Through careful investigation into the role of eco-innovation as a catalysing factor in the societal transition towards sustainability, this Handbook proposes more appropriate measures of innovation as a driver of change. It examines innovation from various perspectives, including labour, trade, the circular economy and energy, to illustrate a more comprehensive picture of its impacts.
This timely Handbook provides a state-of-the-art overview of research on changing behaviour to become less environmentally harmful. Exploring how well-designed, contextually appropriate behaviour change interventions can work, it charts a path that challenges traditional assumptions to maximise environmental impact.
This innovative Handbook provides a comprehensive treatment of the complex relationship between inequality and the environment and illustrates the myriad ways in which they intersect. Featuring over 30 contributions from leading experts in the field, it explores the ways in which inequality impacts three of the most pressing contemporary environmental issues: climate change, natural resource extraction, and food insecurity.
This thought-provoking Handbook provides a theoretical overview of the wide variety of anti-environmentalisms and offers an integrative research agenda for future research on the topic. Probing the ways in which groups have organized to oppose environmental movements and pro-environmental policies in recent decades, it examines those involved in these countermovements and studies their motivations and support systems. This Handbook explores core topics in the field, including contestation over climate change, wind power, mining, forestry, food sovereignty, oil and gas pipelines and population issues.
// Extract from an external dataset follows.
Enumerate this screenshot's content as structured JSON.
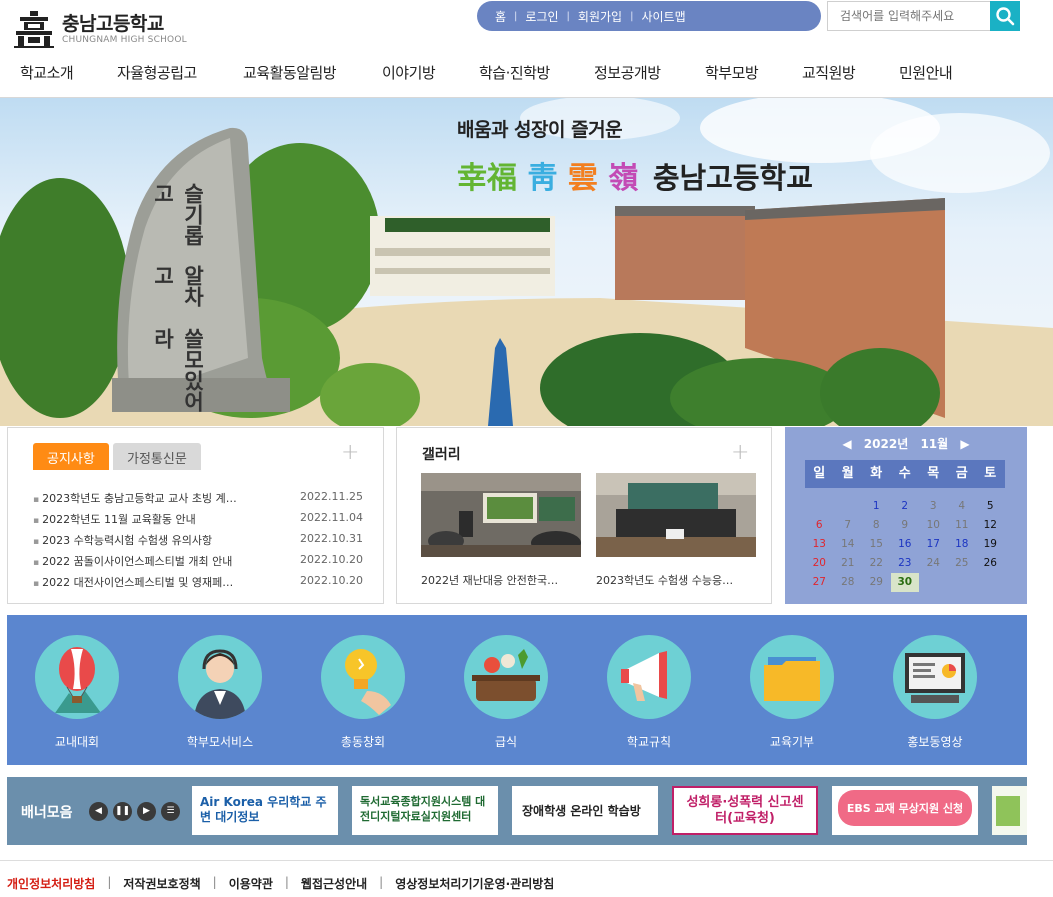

This incisive Research Handbook examines the relationship between energy and society, across both macro- and micro-scales, in the context of the climate crisis. Featuring an extensive examination of current research in the field from fifty expert international contributors, it offers important insights into the inter-connections between the globally organised fossil fuel energy system and the changing structures of society.
Utilizing a governmentality lens, this timely book offers an explanation for China’s decarbonization performance in the early 21st century. Le-Yin Zhang investigates one of the most ambitious governing projects in history, analyzing the political rationalities of Chinese leaders for decarbonization and the governing techniques and technologies at multiple levels of governance.
This book examines the international experience with sustainable development since the concept was brought to world-wide attention in Our Common Future, the 1987 report of the World Commission on Environment and Development. Scholars from a variety of disciplinary backgrounds engage with three critical themes: negotiating environmental limits; equity, environment and development; and transitions and transformations. In light of the 2030 Sustainable Development Goals recently adopted by the United Nations General Assembly, they ask what lies ahead for sustainable development.
The challenge presented by climate change is, by its nature, global. The populations of the Mexican Caribbean, the focus of this book, are faced by everyday decisions not unlike those in the urban North. The difference is that for the people of the Mexican Caribbean evidence of the effects of climate change, including hurricanes, is very familiar to them. This important study documents the choices and risks of people who are powerless to change the economic development model which is itself forcing climate change.
This significant study discusses the emergence of partnerships for sustainable development as an innovative, and potentially influential, new type of governance. With contributions from leading experts in the field, the ‘partnership paradigm’ is discussed and the contributors explore the process, extent and circumstances under which partnerships can improve the legitimacy and effectiveness of governance for sustainable development.
China and Taiwan have roughly one-eighth of the world’s known species. Their approaches to biodiversity issues thus have global as well as national repercussions. Gerald McBeath and Tse-Kang Leng explore the ongoing conflicts between economic development, typically pursued by businesses and governments, and communities seeking to preserve and protect local human and ecosystem values.